- **Exercise description**
Among the entries that follow, find every line with the word "JSON" and copy it.

- **Data shown**
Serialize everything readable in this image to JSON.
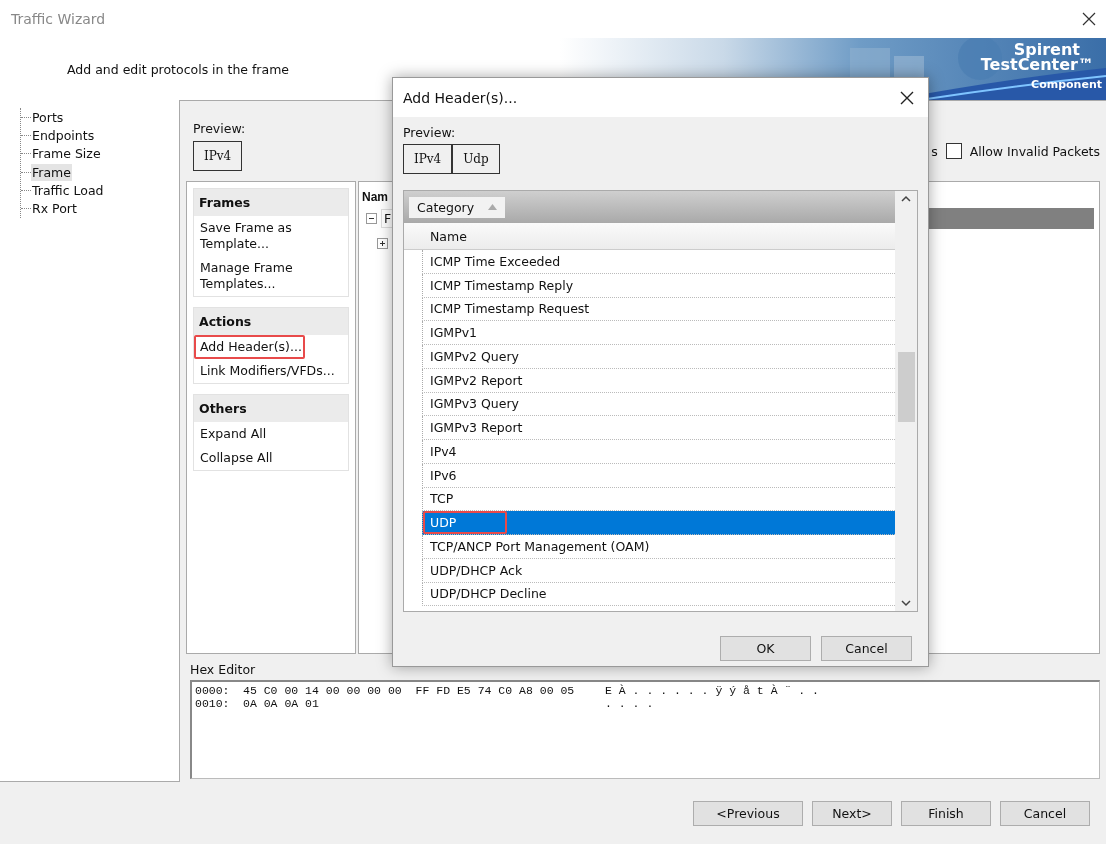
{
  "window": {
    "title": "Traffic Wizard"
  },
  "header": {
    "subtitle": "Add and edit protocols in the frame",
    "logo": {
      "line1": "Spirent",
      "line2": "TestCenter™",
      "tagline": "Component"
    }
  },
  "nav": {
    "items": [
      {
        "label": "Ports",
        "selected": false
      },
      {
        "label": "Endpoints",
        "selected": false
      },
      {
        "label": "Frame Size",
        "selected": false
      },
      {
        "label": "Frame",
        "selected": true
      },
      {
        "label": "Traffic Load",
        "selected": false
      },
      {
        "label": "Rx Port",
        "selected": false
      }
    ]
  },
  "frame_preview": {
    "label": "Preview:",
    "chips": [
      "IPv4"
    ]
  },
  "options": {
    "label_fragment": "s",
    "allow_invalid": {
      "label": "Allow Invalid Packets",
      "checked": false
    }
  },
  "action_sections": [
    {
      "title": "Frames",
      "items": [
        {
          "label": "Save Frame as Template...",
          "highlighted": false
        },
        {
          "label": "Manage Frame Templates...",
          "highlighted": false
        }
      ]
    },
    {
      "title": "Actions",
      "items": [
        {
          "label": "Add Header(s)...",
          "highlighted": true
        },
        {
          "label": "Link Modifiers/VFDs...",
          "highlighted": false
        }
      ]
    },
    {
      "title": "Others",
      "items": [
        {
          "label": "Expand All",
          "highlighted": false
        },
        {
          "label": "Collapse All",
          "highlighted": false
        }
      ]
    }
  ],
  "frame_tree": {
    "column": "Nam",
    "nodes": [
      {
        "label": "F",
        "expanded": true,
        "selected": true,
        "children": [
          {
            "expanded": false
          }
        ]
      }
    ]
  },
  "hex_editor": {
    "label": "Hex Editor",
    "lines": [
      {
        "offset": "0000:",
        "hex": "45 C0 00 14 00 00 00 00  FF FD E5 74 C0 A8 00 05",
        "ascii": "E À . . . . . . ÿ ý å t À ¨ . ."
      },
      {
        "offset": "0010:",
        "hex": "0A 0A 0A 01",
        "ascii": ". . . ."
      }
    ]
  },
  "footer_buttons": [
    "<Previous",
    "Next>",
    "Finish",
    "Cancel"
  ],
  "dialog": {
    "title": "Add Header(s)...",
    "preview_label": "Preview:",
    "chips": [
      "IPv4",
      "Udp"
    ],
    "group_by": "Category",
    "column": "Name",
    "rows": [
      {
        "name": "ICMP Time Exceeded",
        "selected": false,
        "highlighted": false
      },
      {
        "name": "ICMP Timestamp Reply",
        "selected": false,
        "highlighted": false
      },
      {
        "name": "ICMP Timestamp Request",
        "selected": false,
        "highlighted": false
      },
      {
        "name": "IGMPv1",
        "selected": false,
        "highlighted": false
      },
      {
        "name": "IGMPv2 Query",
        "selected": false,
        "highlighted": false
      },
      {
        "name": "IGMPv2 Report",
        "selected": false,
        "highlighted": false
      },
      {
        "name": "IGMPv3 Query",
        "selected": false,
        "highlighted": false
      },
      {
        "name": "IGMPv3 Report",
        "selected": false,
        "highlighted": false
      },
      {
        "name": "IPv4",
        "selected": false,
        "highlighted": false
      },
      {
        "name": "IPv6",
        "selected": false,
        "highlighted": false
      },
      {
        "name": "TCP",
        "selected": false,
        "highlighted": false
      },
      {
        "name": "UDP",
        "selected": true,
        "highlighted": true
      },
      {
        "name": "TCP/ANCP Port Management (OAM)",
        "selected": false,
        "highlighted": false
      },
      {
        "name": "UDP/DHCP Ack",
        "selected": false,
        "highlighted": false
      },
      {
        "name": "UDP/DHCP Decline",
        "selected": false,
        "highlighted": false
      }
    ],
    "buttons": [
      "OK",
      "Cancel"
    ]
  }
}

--

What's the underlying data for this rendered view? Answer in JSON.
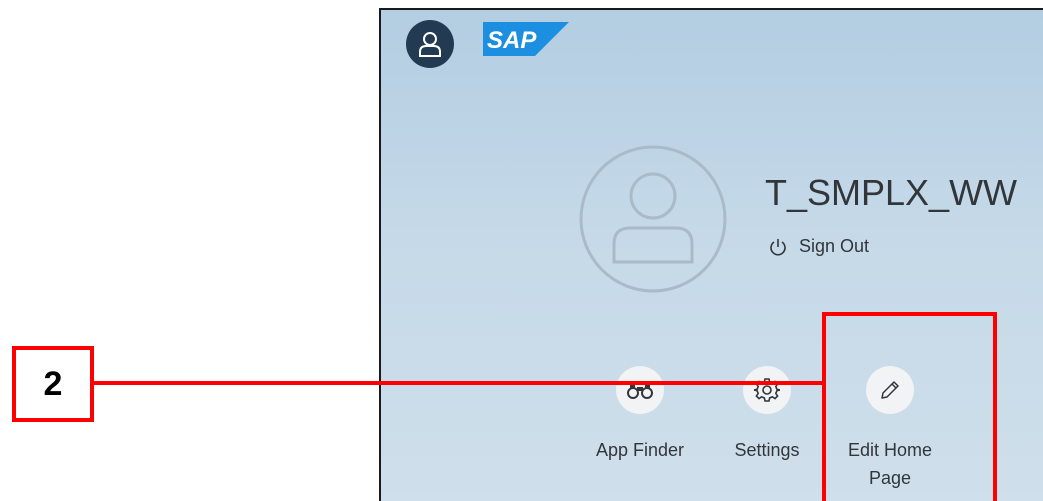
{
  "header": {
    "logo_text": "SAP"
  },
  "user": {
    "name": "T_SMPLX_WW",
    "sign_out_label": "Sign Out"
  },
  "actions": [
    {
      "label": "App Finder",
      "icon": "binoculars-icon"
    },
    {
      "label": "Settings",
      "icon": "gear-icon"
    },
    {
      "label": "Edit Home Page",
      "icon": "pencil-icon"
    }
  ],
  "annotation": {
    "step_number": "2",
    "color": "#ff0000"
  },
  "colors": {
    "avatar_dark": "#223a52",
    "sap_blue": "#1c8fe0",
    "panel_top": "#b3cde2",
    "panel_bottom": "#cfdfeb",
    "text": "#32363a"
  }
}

- **Result of this task**
Serialize everything readable in this image to JSON.
What's the underlying data for this rendered view? Answer in JSON.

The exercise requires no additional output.